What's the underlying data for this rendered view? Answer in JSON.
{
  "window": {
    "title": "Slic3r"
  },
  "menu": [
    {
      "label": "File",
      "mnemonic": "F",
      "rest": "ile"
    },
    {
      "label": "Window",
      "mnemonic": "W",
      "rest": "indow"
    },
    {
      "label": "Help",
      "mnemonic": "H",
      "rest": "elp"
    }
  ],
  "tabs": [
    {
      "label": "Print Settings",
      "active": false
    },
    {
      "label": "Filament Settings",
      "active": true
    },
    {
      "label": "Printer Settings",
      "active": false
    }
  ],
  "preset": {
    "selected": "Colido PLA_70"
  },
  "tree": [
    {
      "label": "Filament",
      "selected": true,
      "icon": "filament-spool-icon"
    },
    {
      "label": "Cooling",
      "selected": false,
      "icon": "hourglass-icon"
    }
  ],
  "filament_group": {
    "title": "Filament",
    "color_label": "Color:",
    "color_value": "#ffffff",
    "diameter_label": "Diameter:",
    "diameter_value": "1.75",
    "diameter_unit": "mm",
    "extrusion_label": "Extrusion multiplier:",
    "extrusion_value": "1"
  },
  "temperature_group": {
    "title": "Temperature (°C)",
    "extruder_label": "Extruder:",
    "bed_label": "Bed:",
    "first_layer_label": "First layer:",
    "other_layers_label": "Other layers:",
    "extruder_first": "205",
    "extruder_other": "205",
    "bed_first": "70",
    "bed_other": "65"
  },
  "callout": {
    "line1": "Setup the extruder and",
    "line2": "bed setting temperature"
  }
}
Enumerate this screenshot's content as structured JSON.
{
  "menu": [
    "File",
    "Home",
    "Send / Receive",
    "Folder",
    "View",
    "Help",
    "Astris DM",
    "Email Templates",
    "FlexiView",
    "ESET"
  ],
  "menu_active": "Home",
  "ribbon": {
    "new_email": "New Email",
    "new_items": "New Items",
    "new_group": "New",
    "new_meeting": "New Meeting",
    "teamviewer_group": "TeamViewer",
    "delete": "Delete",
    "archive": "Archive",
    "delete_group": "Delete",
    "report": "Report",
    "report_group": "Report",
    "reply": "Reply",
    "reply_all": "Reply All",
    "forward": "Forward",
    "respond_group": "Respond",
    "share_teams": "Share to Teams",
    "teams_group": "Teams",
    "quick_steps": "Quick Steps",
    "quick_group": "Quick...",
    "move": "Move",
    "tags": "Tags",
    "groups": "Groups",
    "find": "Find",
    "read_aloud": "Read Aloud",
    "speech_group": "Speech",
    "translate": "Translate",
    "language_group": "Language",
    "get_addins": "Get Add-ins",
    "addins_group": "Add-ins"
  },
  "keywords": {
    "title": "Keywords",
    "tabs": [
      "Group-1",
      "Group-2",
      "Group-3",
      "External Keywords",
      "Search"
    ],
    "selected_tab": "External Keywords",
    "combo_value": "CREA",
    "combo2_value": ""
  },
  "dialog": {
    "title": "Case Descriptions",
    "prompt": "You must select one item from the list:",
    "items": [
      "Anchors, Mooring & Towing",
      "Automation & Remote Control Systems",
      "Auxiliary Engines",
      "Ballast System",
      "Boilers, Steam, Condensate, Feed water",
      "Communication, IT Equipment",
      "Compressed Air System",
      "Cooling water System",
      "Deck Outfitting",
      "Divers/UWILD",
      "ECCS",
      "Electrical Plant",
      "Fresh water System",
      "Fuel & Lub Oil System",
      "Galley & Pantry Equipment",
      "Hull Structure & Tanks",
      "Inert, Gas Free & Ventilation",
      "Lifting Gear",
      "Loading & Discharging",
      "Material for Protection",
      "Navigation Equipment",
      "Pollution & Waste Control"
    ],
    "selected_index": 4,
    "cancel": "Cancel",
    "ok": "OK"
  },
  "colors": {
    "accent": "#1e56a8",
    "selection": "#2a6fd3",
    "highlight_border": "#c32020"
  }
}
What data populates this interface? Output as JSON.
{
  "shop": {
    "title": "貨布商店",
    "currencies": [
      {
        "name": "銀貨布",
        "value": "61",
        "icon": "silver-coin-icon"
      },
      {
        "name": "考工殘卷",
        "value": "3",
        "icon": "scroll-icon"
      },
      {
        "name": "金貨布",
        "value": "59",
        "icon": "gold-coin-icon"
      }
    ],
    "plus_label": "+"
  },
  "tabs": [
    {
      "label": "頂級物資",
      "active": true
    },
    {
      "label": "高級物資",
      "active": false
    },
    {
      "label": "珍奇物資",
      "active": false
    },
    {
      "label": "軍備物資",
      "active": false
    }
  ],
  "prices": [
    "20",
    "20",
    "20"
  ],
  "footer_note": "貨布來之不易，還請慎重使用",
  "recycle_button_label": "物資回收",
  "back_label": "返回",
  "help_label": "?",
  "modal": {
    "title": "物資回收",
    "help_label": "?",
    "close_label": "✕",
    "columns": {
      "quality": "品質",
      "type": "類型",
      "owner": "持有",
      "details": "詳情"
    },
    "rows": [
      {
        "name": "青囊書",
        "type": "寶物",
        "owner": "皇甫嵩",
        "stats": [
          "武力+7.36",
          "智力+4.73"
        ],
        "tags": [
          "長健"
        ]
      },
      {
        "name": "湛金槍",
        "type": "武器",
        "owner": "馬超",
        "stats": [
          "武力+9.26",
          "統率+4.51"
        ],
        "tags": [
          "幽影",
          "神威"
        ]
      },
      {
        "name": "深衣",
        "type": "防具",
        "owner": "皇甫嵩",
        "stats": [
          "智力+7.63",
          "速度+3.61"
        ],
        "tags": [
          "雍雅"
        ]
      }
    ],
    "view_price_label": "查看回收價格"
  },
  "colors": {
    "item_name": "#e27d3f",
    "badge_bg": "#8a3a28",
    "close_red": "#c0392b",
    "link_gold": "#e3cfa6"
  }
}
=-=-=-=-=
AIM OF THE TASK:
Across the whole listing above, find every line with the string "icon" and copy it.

YOUR SOLUTION:
      "icon": "filament-spool-icon"
      "icon": "hourglass-icon"
        "icon": "silver-coin-icon"
        "icon": "scroll-icon"
        "icon": "gold-coin-icon"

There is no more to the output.